“We spent a hurricane on there, and it blew all the windows out on one side,” he said.
John Wayne fondly told of a dog he had that loved riding on the boat, tripping barges through the locks.
“When he heard the phone ring, he’d go down and wait at the boat,” he said.
En route to his next customer at night, John Wayne would sometimes spy and shoot nutrias in the bayou.
“[The dog] would jump off the front of that boat and swim to get it,” John Wayne said. “I never taught him a lick. I’d skin it and cook it for him.”
By 1991, business for Businelle Towing had grown to the point that the company added a second boat to its fleet, the mv. Theresa B, named for John Wayne’s mother. The company finally repowered the Kathleen in 2008, trading the old World War II GMs for Cummins QSL9s. The Kathleen now boasts 855 hp.
John Wayne attributed much of Businelle Towing’s success to its location between Port Allen and Bayou Sorrel locks.
“It’s a good job, and we’re the closest company,” he said. “Other companies have tried but weren’t able to make it, because they’re so far away. We were just in the right place at the right time.”
But the foundation of the business is the family bond that holds it together. From Herbert and John Businelle, to John Wayne and his brother, Richard, to John Wayne’s son and daughter, Michael Businelle and Rachel Templet, and now with John Wayne’s grandsons, Brennan and Nick Templet, five generations have built the business, along with the help of close family friend and operations manager Philip Weber. The family has also made a name for itself musically, John Wayne said, playing in a band together from his youth until now.
These days, John Wayne said he spends much of his time working on his 1957 Bel Air, just a short walk from the Businelle Towing office. He lets his kids and grandkids lead the business for the most part.
“Mostly I try to let them do it on their own,” he said. “That’s the way we learned it.”
As for the Kathleen, the venerable towboat’s run is nearing its end.
“Mostly it’s the age of the boat,” John Wayne said. “We’re starting to see metal fatigue in some places.”
The plan is for Businelle Towing to soon purchase another boat, likely the mv. G.W. Dunn, which John Wayne said he expects to rename in honor of his father and his brother. Then, the company will refurbish the Theresa B at nearby Verret Shipyard. When the Theresa B comes back into service, it’ll be time to retire the Kathleen.

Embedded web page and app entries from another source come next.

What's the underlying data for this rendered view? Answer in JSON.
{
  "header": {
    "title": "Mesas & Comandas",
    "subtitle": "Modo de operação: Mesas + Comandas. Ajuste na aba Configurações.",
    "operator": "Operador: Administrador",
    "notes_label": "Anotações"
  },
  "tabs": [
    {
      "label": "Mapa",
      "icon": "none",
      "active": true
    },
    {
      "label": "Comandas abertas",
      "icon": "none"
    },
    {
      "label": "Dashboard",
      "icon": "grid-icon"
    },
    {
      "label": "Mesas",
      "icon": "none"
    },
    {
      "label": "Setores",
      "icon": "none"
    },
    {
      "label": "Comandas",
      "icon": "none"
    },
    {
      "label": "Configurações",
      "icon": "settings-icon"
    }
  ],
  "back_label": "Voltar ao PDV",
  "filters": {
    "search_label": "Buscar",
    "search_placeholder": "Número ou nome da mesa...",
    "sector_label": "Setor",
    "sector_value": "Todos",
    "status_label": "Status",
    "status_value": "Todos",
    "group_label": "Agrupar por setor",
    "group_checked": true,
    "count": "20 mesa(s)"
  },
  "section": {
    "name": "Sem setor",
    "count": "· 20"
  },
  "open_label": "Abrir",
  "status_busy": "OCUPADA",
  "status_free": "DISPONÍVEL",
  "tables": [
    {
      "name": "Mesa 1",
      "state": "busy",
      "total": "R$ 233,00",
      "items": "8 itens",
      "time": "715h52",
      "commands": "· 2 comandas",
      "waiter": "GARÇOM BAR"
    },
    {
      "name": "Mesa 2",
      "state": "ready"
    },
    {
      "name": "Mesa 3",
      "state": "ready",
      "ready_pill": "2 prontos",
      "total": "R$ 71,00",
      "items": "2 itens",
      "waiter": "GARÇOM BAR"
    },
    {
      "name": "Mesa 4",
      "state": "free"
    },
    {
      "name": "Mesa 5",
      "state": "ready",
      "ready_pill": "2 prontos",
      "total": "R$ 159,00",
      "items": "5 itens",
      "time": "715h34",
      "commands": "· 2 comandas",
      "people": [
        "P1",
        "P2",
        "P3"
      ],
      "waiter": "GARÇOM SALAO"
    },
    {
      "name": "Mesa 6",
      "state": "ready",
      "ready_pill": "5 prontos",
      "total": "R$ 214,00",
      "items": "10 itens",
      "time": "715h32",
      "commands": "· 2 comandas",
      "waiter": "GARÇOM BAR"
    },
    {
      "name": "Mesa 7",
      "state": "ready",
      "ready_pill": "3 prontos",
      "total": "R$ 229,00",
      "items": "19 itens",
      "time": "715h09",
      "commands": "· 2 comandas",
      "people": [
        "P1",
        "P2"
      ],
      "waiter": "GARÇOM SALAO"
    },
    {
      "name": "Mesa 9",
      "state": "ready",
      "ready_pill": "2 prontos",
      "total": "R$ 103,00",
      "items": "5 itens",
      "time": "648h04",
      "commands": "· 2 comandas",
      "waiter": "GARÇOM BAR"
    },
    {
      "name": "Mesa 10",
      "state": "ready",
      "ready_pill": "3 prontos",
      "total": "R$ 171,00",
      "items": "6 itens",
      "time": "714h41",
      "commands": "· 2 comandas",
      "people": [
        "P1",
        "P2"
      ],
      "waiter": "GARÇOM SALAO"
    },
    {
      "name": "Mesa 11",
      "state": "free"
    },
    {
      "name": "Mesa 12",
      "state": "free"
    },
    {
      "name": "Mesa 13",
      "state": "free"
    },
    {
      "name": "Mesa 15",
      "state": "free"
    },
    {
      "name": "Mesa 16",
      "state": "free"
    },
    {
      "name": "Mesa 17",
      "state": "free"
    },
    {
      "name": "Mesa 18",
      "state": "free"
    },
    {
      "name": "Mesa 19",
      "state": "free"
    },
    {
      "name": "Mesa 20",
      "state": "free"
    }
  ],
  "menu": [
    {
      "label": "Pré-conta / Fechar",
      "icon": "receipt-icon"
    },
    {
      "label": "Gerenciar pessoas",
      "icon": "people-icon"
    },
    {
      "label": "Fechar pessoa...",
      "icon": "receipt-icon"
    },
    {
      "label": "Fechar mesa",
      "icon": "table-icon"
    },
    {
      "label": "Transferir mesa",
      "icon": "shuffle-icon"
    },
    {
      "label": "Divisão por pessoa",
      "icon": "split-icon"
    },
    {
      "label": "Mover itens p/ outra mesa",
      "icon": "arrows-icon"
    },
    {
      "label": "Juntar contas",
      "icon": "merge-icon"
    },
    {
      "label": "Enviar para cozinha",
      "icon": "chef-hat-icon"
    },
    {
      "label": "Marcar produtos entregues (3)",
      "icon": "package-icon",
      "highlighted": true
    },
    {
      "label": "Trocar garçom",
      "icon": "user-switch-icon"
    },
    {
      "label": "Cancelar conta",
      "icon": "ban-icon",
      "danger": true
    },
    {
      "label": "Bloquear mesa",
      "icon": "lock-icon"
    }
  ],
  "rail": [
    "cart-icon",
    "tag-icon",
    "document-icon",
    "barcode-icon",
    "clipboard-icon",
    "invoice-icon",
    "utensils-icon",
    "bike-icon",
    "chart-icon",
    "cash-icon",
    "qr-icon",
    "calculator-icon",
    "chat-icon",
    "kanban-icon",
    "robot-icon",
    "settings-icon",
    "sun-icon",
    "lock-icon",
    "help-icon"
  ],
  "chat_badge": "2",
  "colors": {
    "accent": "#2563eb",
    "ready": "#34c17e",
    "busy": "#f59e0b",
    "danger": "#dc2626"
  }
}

After close to 70 years in service, the Kathleen deserves a spirited sendoff. And John Wayne said he knows just how to do it.
“I’m going to call all my family and some friends, and we’ll make one last trip in it,” he said. “Maybe go up to the Port Allen Lock. Cook a good meal. Maybe if it’s in the summertime, we’ll let them jump off and go swimming if they want. We’re going to make one last trip and decommission it after that.”
Caption for top photo: The Kathleen, built in 1952, has worked for Businelle Towing for its entire career.